“The peace accord doesn’t say anything about the draft,” Cesar said. “But forced recruitment is incompatible with peace. If the draft continues, it means they want to continue the war.”
May Soften Demands
The rebel leader said the proposal “is not an ultimatum,” indicating some of the truce conditions could be softened.
But he emphasized in an interview what appears to be an inflexible position against a government proposal to move Contra troops into three truce zones totaling 4,200 square miles.
The rebels proposed that their 10,000 or more combatants be left unmolested in their current “areas of control” during a truce.
Those areas, rebel leaders say, are a patchwork of sparsely populated mountainous terrain covering 26,500 square miles within the eastern two-thirds of Nicaragua. The rebel proposal did not map them and left it to Obando to determine where exactly each side’s troops would be confined.
Sandinista officials do not recognize rebel control over any part of the country, but they have been unable to surround and defeat large contingents of the hit-and-run guerrilla army.
The rebel offer would bar either army from rearming or moving its troops during a truce. Sandinista authorities would guarantee basic services and freedoms to civilians in rebel truce zones. Non-lethal aid to troops on both sides would be controlled by an organization of common agreement.
Details of the cease-fire mechanics would be hammered out by a joint military panel and enforced by a commission of Central Americans named by the cardinal, according to the rebel proposal.
Rebel leaders made a clear distinction between the cease-fire, during which their troops would remain alert to resume the war, and disarmament. They said the threat of renewed fighting would force the Sandinistas to make all the democratic reforms required by the peace accord.
“The Nicaraguan people aspire to a whole and functioning pluralist and participative democracy, including a judicial system based on social justice and respect for individual rights and liberties,” said a statement of principles issued with the rebel proposal. “Only when these conditions exist and are fully guaranteed will the Nicaraguan Resistance trade its bullets for ballots.”
Rebel leaders said they will trust the judgment of Obando, long a leading critic of Sandinista rule, as to whether their conditions are met.
“The cardinal has to be the big judge,” said rebel leader Alfonso Robelo.

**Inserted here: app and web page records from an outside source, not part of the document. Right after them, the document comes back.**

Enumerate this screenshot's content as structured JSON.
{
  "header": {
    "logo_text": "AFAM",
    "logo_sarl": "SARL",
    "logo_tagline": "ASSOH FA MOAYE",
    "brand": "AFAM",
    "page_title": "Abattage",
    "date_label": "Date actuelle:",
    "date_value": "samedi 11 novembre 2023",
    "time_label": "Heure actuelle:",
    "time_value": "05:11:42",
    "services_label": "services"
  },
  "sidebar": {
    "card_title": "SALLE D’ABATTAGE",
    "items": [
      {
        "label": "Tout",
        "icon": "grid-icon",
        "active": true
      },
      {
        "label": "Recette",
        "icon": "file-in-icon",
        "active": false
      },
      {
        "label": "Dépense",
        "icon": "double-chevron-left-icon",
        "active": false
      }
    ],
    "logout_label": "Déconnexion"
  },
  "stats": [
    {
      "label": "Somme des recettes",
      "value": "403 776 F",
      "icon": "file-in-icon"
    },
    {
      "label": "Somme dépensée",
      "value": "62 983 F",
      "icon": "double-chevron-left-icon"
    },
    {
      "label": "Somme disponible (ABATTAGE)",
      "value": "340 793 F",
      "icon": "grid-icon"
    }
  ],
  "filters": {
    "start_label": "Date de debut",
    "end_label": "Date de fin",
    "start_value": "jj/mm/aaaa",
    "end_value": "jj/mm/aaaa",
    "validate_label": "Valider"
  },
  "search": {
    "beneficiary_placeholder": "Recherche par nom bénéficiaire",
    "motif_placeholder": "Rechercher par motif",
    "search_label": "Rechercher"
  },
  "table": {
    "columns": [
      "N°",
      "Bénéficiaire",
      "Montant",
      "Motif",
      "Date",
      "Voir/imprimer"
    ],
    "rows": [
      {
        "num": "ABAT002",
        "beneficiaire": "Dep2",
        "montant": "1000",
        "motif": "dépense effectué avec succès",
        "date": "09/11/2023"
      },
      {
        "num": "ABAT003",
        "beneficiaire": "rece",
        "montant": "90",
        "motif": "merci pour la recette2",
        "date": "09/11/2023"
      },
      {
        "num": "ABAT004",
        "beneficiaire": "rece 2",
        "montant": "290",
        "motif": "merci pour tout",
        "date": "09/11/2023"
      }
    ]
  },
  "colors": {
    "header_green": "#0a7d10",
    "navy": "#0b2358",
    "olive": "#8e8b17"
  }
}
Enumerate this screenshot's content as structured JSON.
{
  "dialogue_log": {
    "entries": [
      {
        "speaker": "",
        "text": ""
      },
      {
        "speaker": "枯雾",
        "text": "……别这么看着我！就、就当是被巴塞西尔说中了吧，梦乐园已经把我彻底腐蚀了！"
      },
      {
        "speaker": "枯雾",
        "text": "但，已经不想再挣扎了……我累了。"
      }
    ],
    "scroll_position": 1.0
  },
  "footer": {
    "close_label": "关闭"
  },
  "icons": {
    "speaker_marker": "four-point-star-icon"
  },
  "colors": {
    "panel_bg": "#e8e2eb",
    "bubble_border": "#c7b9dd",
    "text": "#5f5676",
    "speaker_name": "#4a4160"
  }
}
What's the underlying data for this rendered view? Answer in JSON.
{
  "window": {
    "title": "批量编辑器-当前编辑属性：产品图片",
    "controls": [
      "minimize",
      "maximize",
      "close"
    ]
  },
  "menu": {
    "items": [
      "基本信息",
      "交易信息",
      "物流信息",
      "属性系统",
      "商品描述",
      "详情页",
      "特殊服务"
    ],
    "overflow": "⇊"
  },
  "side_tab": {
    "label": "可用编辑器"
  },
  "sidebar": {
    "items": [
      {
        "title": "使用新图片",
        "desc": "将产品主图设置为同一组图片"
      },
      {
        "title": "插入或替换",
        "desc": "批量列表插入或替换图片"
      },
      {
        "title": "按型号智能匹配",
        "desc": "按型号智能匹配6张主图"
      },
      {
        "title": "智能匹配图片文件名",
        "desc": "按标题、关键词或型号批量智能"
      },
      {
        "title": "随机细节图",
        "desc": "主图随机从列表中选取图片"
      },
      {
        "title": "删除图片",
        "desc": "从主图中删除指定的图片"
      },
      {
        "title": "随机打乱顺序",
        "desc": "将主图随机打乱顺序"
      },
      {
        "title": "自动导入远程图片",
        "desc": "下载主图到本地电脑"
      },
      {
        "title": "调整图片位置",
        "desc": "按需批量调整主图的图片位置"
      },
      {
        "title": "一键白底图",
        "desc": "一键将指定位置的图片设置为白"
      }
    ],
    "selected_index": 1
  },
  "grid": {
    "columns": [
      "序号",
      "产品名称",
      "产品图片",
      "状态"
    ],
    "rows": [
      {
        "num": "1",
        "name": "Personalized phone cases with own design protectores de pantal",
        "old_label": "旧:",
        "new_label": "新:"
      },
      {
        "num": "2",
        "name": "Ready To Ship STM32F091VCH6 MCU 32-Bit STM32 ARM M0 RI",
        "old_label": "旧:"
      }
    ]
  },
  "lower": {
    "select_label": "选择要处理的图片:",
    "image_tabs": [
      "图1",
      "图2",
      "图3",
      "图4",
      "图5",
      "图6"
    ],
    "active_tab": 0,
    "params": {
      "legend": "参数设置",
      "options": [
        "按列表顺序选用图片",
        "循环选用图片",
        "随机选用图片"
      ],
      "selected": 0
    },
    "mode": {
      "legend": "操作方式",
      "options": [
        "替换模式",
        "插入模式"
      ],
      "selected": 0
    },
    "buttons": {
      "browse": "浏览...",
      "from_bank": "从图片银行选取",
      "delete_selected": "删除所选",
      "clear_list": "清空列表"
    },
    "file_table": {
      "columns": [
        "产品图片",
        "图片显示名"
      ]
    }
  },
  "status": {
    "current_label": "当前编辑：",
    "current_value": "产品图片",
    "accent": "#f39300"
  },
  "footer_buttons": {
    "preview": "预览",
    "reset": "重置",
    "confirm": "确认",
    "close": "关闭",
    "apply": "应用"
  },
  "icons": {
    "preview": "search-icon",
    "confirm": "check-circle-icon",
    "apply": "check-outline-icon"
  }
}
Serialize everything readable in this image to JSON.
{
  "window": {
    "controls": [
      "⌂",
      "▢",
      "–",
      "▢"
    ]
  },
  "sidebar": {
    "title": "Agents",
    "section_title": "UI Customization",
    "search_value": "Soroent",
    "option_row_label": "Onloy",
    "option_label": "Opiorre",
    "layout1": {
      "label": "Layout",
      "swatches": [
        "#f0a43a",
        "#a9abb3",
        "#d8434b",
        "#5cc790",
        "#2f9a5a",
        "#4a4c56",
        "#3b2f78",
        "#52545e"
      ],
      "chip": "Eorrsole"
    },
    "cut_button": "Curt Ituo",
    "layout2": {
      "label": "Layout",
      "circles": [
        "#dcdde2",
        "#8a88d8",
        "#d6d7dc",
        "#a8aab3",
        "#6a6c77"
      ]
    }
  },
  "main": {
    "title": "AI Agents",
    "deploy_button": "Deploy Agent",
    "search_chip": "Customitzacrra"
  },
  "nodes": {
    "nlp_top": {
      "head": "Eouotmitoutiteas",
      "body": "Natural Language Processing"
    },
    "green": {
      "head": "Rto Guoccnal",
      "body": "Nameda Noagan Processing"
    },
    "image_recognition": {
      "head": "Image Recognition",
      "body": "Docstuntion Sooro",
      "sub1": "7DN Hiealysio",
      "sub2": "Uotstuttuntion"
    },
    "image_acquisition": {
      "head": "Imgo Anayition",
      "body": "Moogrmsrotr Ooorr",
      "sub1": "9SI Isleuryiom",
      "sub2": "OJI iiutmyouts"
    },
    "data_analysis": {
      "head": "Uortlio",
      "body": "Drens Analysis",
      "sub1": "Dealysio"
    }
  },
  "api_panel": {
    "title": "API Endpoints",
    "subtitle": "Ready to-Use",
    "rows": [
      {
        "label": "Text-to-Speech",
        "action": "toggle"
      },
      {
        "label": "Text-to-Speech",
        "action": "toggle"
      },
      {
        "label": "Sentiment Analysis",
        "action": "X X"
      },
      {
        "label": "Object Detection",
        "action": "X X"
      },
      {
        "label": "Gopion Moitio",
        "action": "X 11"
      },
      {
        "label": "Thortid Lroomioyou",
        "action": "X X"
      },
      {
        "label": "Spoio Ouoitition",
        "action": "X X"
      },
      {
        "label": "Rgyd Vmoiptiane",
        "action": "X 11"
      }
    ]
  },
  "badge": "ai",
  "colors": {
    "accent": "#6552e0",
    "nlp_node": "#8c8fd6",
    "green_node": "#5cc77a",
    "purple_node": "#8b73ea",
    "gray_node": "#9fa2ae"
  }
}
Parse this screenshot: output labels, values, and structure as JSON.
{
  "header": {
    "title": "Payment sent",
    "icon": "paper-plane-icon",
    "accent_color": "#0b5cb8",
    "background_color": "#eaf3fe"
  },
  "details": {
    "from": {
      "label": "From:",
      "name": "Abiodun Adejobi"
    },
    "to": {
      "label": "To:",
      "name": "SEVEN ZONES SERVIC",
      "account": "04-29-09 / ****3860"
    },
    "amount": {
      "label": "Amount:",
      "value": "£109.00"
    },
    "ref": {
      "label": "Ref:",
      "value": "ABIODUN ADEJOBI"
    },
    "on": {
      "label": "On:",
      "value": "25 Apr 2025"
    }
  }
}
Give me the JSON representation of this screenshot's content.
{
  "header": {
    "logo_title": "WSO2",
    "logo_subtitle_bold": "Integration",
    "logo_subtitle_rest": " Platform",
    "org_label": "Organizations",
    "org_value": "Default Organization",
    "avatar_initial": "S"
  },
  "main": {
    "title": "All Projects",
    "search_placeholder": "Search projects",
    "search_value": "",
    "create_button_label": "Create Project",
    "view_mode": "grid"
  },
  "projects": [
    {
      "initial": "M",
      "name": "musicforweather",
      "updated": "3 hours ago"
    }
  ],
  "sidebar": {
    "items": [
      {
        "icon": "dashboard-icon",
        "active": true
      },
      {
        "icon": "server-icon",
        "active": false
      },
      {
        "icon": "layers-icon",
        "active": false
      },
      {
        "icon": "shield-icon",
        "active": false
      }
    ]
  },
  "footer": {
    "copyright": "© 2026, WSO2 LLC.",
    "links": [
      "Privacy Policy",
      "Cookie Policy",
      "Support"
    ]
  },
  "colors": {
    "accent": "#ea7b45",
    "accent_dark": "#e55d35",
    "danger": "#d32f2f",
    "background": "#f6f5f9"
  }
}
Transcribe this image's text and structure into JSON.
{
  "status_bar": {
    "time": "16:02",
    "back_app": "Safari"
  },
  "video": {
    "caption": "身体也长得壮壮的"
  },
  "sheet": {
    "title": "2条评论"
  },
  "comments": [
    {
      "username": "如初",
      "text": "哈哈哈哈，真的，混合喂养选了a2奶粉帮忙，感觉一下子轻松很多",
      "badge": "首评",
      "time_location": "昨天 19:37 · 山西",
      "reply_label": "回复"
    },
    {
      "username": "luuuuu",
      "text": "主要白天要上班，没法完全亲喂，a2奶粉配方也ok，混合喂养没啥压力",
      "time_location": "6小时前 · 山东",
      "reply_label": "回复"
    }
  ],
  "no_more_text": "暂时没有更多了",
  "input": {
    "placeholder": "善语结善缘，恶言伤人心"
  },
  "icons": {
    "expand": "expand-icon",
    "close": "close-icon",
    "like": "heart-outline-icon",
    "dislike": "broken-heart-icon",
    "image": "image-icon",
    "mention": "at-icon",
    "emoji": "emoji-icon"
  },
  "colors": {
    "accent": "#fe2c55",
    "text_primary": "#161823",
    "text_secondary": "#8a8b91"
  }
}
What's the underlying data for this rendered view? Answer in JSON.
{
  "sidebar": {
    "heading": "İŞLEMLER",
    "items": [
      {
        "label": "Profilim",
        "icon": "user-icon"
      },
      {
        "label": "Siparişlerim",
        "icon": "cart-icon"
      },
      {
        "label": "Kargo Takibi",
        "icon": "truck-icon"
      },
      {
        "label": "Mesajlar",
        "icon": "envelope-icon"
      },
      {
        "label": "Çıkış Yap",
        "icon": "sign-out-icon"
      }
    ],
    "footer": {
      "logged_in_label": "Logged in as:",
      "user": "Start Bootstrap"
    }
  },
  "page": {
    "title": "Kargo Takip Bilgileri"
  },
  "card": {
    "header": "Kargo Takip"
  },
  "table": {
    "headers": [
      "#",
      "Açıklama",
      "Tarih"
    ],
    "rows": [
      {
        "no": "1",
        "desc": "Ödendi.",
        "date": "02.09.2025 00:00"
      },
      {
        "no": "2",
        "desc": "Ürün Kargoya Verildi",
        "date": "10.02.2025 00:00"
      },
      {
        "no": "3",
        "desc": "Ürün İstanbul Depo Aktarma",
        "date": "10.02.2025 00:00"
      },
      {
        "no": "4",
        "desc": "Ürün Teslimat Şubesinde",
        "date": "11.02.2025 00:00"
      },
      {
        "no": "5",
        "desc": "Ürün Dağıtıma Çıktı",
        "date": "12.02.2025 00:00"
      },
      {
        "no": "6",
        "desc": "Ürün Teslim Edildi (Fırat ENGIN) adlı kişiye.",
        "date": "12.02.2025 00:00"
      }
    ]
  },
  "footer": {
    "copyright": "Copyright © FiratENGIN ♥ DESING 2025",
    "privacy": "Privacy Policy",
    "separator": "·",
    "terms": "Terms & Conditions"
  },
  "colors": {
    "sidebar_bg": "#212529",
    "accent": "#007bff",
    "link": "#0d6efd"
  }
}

The proposal gave no timetable for disarmament, but Cesar said some rebel leaders wanted to keep troops in the field until after the Sandinistas hold municipal elections, which could take place this year. National elections are not scheduled until 1990.